[SOURCE INFORMATION — start]

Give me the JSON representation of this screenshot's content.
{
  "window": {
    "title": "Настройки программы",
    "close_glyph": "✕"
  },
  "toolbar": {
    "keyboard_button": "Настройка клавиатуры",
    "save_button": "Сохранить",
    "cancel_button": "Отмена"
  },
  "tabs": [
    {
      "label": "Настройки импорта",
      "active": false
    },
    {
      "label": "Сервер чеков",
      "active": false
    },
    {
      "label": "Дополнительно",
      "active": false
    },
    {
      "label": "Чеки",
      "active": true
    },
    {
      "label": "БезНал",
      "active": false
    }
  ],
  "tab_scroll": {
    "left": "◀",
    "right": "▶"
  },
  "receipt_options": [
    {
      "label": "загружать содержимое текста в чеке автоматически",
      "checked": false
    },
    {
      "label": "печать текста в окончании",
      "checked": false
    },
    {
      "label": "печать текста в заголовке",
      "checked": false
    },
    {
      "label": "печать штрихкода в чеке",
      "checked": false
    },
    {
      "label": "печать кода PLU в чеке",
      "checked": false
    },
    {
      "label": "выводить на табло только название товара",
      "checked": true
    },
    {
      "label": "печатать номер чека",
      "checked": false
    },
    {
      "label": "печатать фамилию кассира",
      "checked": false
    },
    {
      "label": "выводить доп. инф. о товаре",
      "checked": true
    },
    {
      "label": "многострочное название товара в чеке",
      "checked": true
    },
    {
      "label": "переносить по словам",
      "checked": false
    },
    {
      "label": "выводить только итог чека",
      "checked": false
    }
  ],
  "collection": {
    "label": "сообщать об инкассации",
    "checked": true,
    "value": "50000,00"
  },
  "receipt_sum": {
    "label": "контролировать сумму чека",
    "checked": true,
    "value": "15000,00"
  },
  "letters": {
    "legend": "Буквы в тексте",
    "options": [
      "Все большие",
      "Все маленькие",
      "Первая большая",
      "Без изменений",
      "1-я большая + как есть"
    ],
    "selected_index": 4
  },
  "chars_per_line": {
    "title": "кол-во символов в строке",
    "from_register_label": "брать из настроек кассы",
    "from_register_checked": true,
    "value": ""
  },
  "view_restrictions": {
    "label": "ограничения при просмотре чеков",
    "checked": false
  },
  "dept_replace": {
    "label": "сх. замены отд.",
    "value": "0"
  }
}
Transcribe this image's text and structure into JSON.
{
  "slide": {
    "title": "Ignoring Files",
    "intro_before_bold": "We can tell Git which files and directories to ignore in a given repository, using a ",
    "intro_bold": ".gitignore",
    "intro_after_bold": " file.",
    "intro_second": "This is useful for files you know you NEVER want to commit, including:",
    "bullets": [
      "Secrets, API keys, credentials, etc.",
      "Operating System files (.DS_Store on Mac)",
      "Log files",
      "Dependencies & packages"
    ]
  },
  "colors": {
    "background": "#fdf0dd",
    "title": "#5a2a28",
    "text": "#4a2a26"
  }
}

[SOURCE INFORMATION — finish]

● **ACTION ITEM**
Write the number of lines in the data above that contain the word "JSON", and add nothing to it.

● **SOLUTION**
2